*What to work on:* If a record contains an image, leave the image out and repeat everything else exactly.

*Data to use:*
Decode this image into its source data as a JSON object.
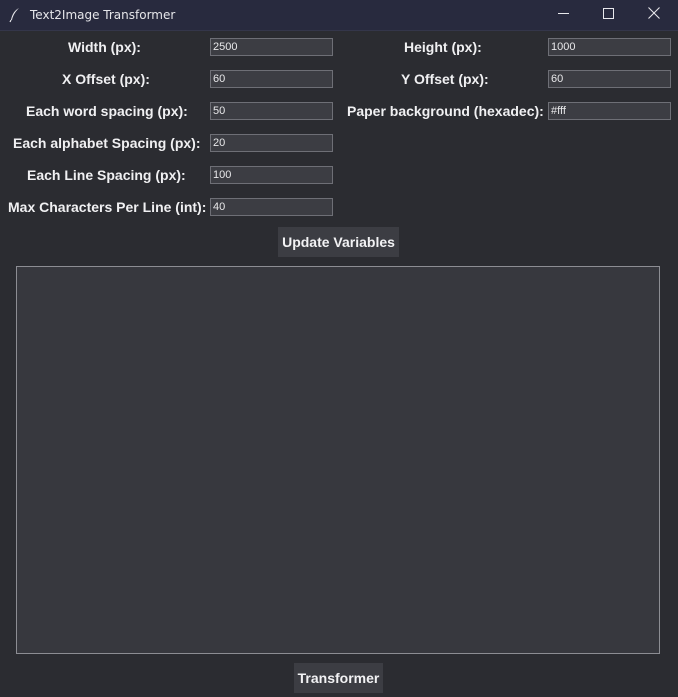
{
  "window": {
    "title": "Text2Image Transformer",
    "minimize_icon": "minimize-icon",
    "maximize_icon": "maximize-icon",
    "close_icon": "close-icon",
    "app_icon": "feather-icon"
  },
  "form": {
    "width": {
      "label": "Width (px):",
      "value": "2500"
    },
    "height": {
      "label": "Height (px):",
      "value": "1000"
    },
    "x_offset": {
      "label": "X Offset (px):",
      "value": "60"
    },
    "y_offset": {
      "label": "Y Offset (px):",
      "value": "60"
    },
    "word_spacing": {
      "label": "Each word spacing (px):",
      "value": "50"
    },
    "paper_background": {
      "label": "Paper background (hexadec):",
      "value": "#fff"
    },
    "alphabet_spacing": {
      "label": "Each alphabet Spacing (px):",
      "value": "20"
    },
    "line_spacing": {
      "label": "Each Line Spacing (px):",
      "value": "100"
    },
    "max_chars": {
      "label": "Max Characters Per Line (int):",
      "value": "40"
    }
  },
  "buttons": {
    "update_label": "Update Variables",
    "transform_label": "Transformer"
  },
  "text_input": {
    "value": ""
  },
  "colors": {
    "background": "#2b2c31",
    "titlebar": "#282a3e",
    "input_bg": "#3c3d43",
    "text": "#f0f0f2"
  }
}
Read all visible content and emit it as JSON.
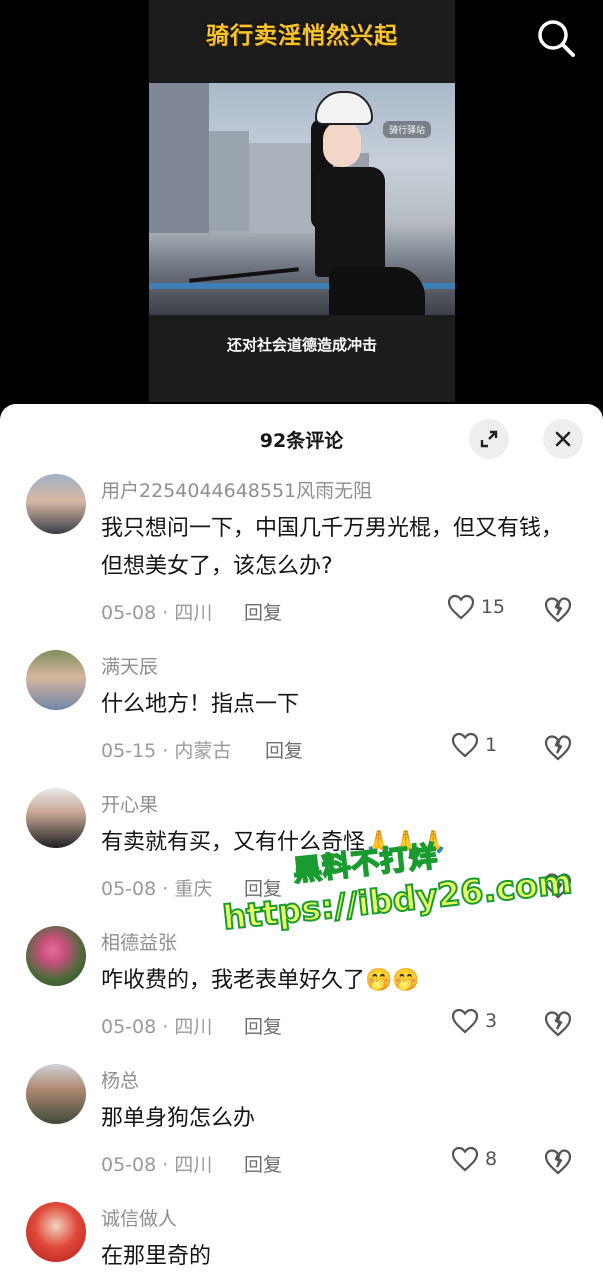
{
  "video": {
    "title": "骑行卖淫悄然兴起",
    "subtitle": "还对社会道德造成冲击",
    "tag": "骑行驿站"
  },
  "icons": {
    "search": "search-icon",
    "expand": "expand-icon",
    "close": "close-icon",
    "like": "heart-outline-icon",
    "dislike": "broken-heart-icon"
  },
  "sheet": {
    "title": "92条评论"
  },
  "comments": [
    {
      "user": "用户2254044648551风雨无阻",
      "text": "我只想问一下，中国几千万男光棍，但又有钱，但想美女了，该怎么办?",
      "meta": "05-08 · 四川",
      "reply": "回复",
      "likes": "15"
    },
    {
      "user": "满天辰",
      "text": "什么地方！指点一下",
      "meta": "05-15 · 内蒙古",
      "reply": "回复",
      "likes": "1"
    },
    {
      "user": "开心果",
      "text": "有卖就有买，又有什么奇怪🙏🙏🙏",
      "meta": "05-08 · 重庆",
      "reply": "回复",
      "likes": ""
    },
    {
      "user": "相德益张",
      "text": "咋收费的，我老表单好久了🤭🤭",
      "meta": "05-08 · 四川",
      "reply": "回复",
      "likes": "3"
    },
    {
      "user": "杨总",
      "text": "那单身狗怎么办",
      "meta": "05-08 · 四川",
      "reply": "回复",
      "likes": "8"
    },
    {
      "user": "诚信做人",
      "text": "在那里奇的",
      "meta": "",
      "reply": "",
      "likes": ""
    }
  ],
  "watermark": {
    "line1": "黑料不打烊",
    "line2": "https://ibdy26.com"
  },
  "colors": {
    "title_yellow": "#f7c52b",
    "watermark_green": "#1a9b2f",
    "watermark_yellow": "#e9ff64"
  }
}
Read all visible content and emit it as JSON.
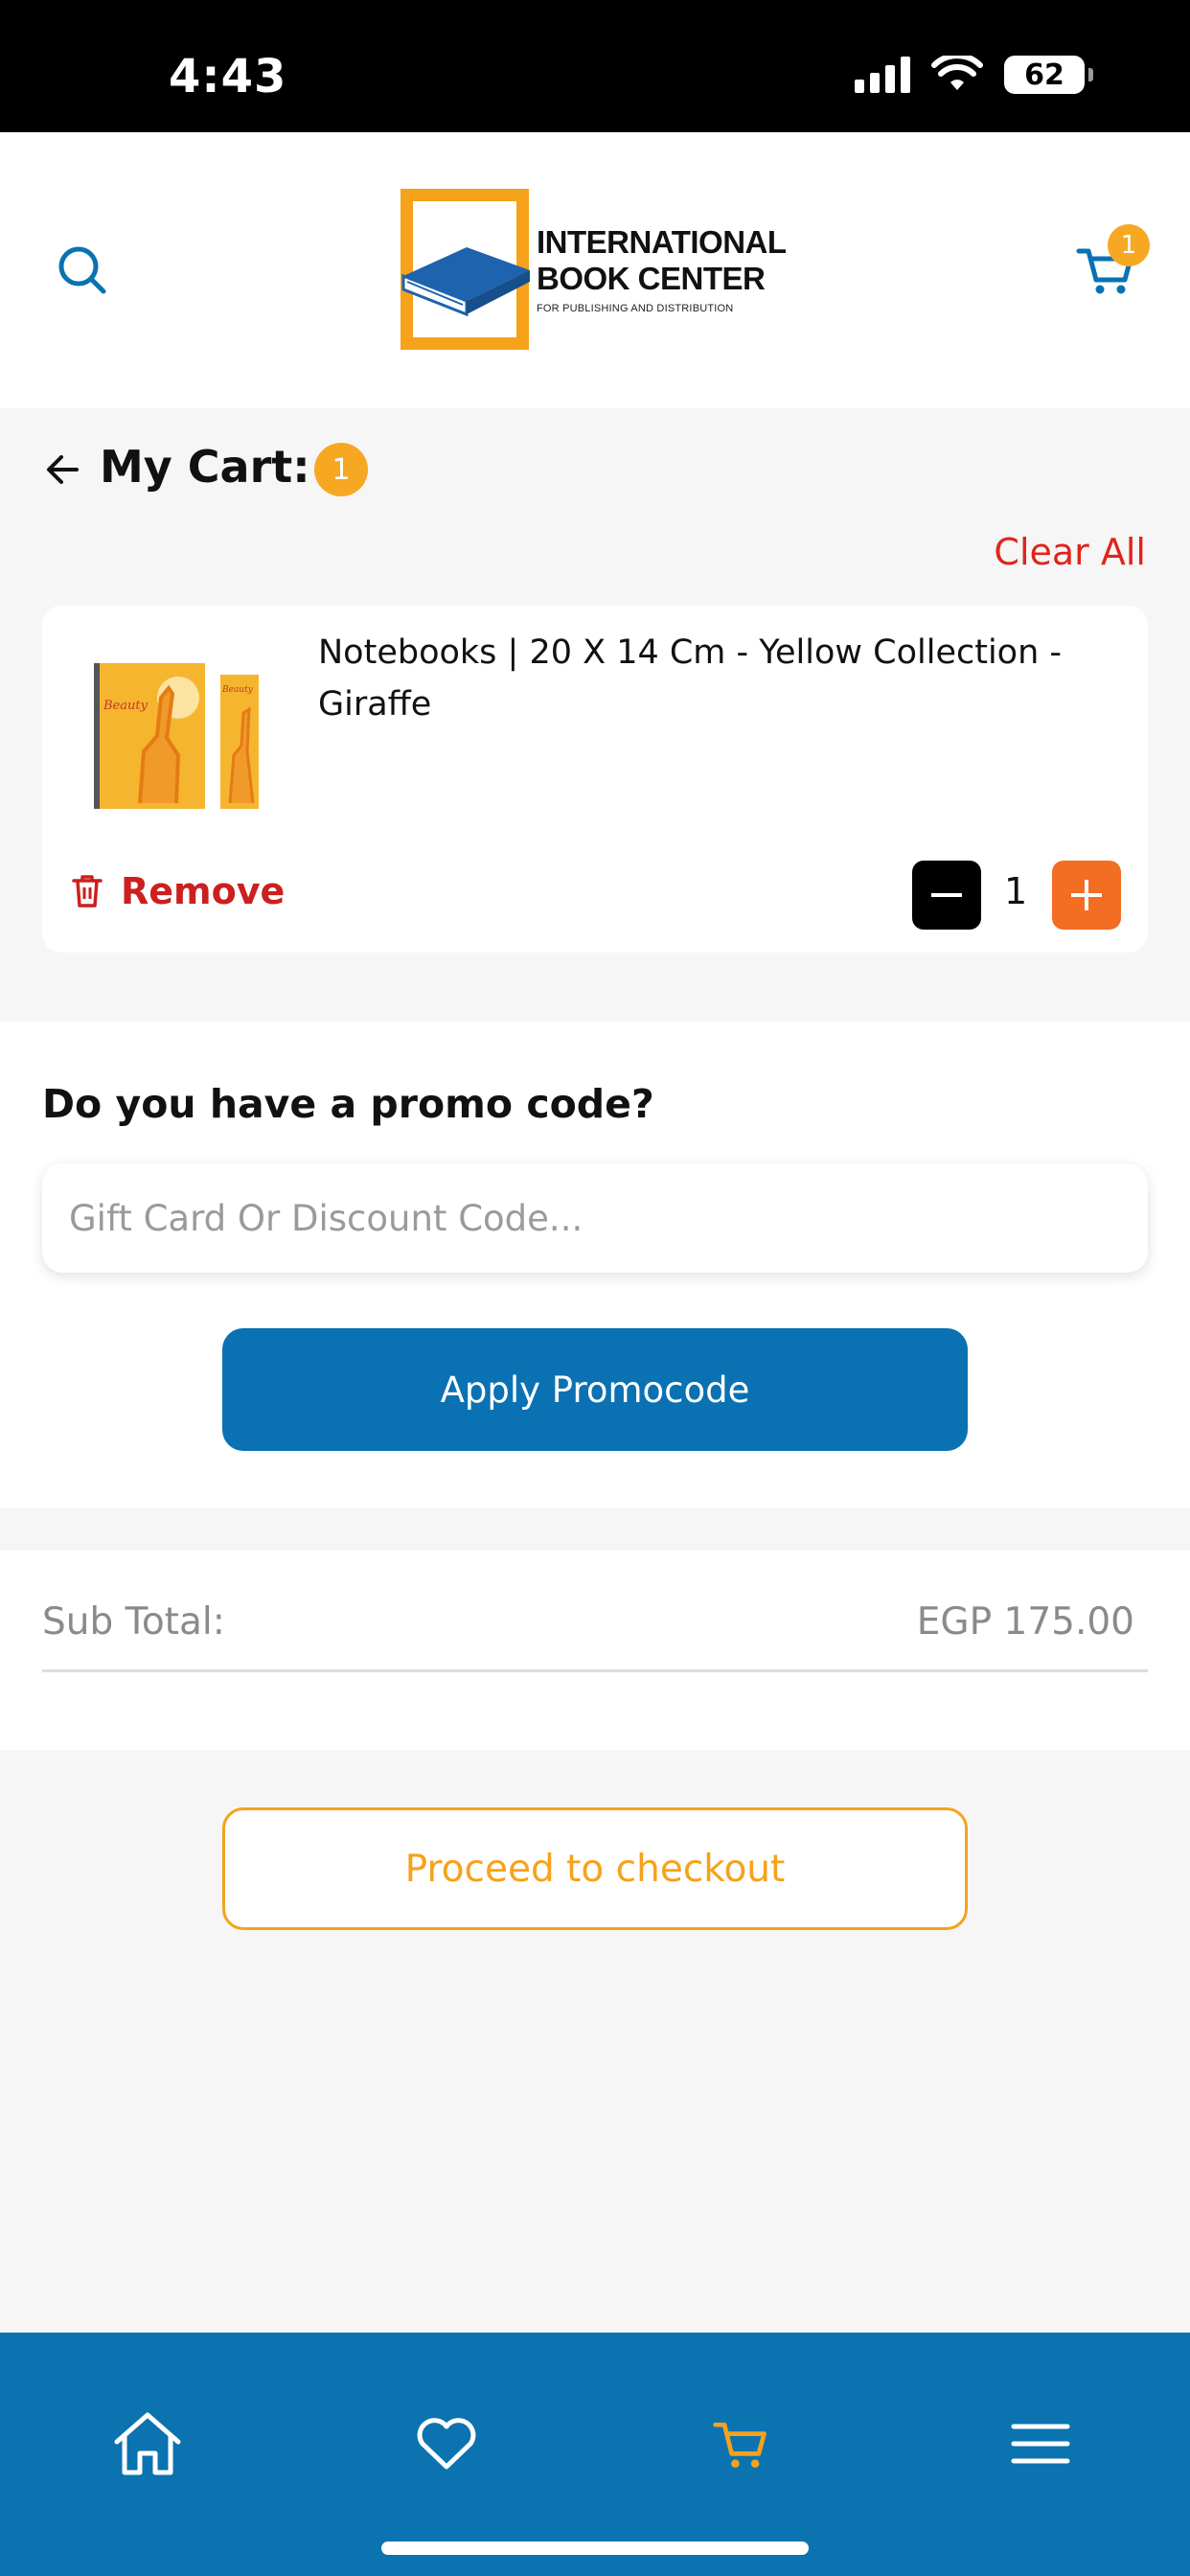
{
  "status_bar": {
    "time": "4:43",
    "battery": "62"
  },
  "header": {
    "logo": {
      "line1": "INTERNATIONAL",
      "line2": "BOOK CENTER",
      "tagline": "FOR PUBLISHING AND DISTRIBUTION"
    },
    "cart_badge": "1"
  },
  "page": {
    "title": "My Cart:",
    "count_badge": "1",
    "clear_all": "Clear All"
  },
  "cart": {
    "items": [
      {
        "name": "Notebooks | 20 X 14 Cm - Yellow Collection - Giraffe",
        "quantity": "1",
        "remove_label": "Remove"
      }
    ]
  },
  "promo": {
    "heading": "Do you have a promo code?",
    "placeholder": "Gift Card Or Discount Code...",
    "apply_label": "Apply Promocode"
  },
  "summary": {
    "subtotal_label": "Sub Total:",
    "subtotal_value": "EGP 175.00"
  },
  "checkout": {
    "label": "Proceed to checkout"
  },
  "bottom_nav": {
    "items": [
      {
        "icon": "home-icon",
        "active": false
      },
      {
        "icon": "heart-icon",
        "active": false
      },
      {
        "icon": "cart-icon",
        "active": true
      },
      {
        "icon": "menu-icon",
        "active": false
      }
    ]
  },
  "colors": {
    "primary": "#0a72b3",
    "accent": "#f6a21b",
    "danger": "#e0241b",
    "plus_button": "#f36d23",
    "background": "#f6f6f6"
  }
}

*Exercise answer:*
Decode this image into its source data as a JSON object.
{
  "window": {
    "title": "Text2Image Transformer",
    "minimize_icon": "minimize-icon",
    "maximize_icon": "maximize-icon",
    "close_icon": "close-icon",
    "app_icon": "feather-icon"
  },
  "form": {
    "width": {
      "label": "Width (px):",
      "value": "2500"
    },
    "height": {
      "label": "Height (px):",
      "value": "1000"
    },
    "x_offset": {
      "label": "X Offset (px):",
      "value": "60"
    },
    "y_offset": {
      "label": "Y Offset (px):",
      "value": "60"
    },
    "word_spacing": {
      "label": "Each word spacing (px):",
      "value": "50"
    },
    "paper_background": {
      "label": "Paper background (hexadec):",
      "value": "#fff"
    },
    "alphabet_spacing": {
      "label": "Each alphabet Spacing (px):",
      "value": "20"
    },
    "line_spacing": {
      "label": "Each Line Spacing (px):",
      "value": "100"
    },
    "max_chars": {
      "label": "Max Characters Per Line (int):",
      "value": "40"
    }
  },
  "buttons": {
    "update_label": "Update Variables",
    "transform_label": "Transformer"
  },
  "text_input": {
    "value": ""
  },
  "colors": {
    "background": "#2b2c31",
    "titlebar": "#282a3e",
    "input_bg": "#3c3d43",
    "text": "#f0f0f2"
  }
}
Read all visible content and emit it as JSON.
{
  "video": {
    "title": "骑行卖淫悄然兴起",
    "subtitle": "还对社会道德造成冲击",
    "tag": "骑行驿站"
  },
  "icons": {
    "search": "search-icon",
    "expand": "expand-icon",
    "close": "close-icon",
    "like": "heart-outline-icon",
    "dislike": "broken-heart-icon"
  },
  "sheet": {
    "title": "92条评论"
  },
  "comments": [
    {
      "user": "用户2254044648551风雨无阻",
      "text": "我只想问一下，中国几千万男光棍，但又有钱，但想美女了，该怎么办?",
      "meta": "05-08 · 四川",
      "reply": "回复",
      "likes": "15"
    },
    {
      "user": "满天辰",
      "text": "什么地方！指点一下",
      "meta": "05-15 · 内蒙古",
      "reply": "回复",
      "likes": "1"
    },
    {
      "user": "开心果",
      "text": "有卖就有买，又有什么奇怪🙏🙏🙏",
      "meta": "05-08 · 重庆",
      "reply": "回复",
      "likes": ""
    },
    {
      "user": "相德益张",
      "text": "咋收费的，我老表单好久了🤭🤭",
      "meta": "05-08 · 四川",
      "reply": "回复",
      "likes": "3"
    },
    {
      "user": "杨总",
      "text": "那单身狗怎么办",
      "meta": "05-08 · 四川",
      "reply": "回复",
      "likes": "8"
    },
    {
      "user": "诚信做人",
      "text": "在那里奇的",
      "meta": "",
      "reply": "",
      "likes": ""
    }
  ],
  "watermark": {
    "line1": "黑料不打烊",
    "line2": "https://ibdy26.com"
  },
  "colors": {
    "title_yellow": "#f7c52b",
    "watermark_green": "#1a9b2f",
    "watermark_yellow": "#e9ff64"
  }
}
Read all visible content and emit it as JSON.
{
  "status_bar": {
    "time": "4:43",
    "battery": "62"
  },
  "header": {
    "logo": {
      "line1": "INTERNATIONAL",
      "line2": "BOOK CENTER",
      "tagline": "FOR PUBLISHING AND DISTRIBUTION"
    },
    "cart_badge": "1"
  },
  "page": {
    "title": "My Cart:",
    "count_badge": "1",
    "clear_all": "Clear All"
  },
  "cart": {
    "items": [
      {
        "name": "Notebooks | 20 X 14 Cm - Yellow Collection - Giraffe",
        "quantity": "1",
        "remove_label": "Remove"
      }
    ]
  },
  "promo": {
    "heading": "Do you have a promo code?",
    "placeholder": "Gift Card Or Discount Code...",
    "apply_label": "Apply Promocode"
  },
  "summary": {
    "subtotal_label": "Sub Total:",
    "subtotal_value": "EGP 175.00"
  },
  "checkout": {
    "label": "Proceed to checkout"
  },
  "bottom_nav": {
    "items": [
      {
        "icon": "home-icon",
        "active": false
      },
      {
        "icon": "heart-icon",
        "active": false
      },
      {
        "icon": "cart-icon",
        "active": true
      },
      {
        "icon": "menu-icon",
        "active": false
      }
    ]
  },
  "colors": {
    "primary": "#0a72b3",
    "accent": "#f6a21b",
    "danger": "#e0241b",
    "plus_button": "#f36d23",
    "background": "#f6f6f6"
  }
}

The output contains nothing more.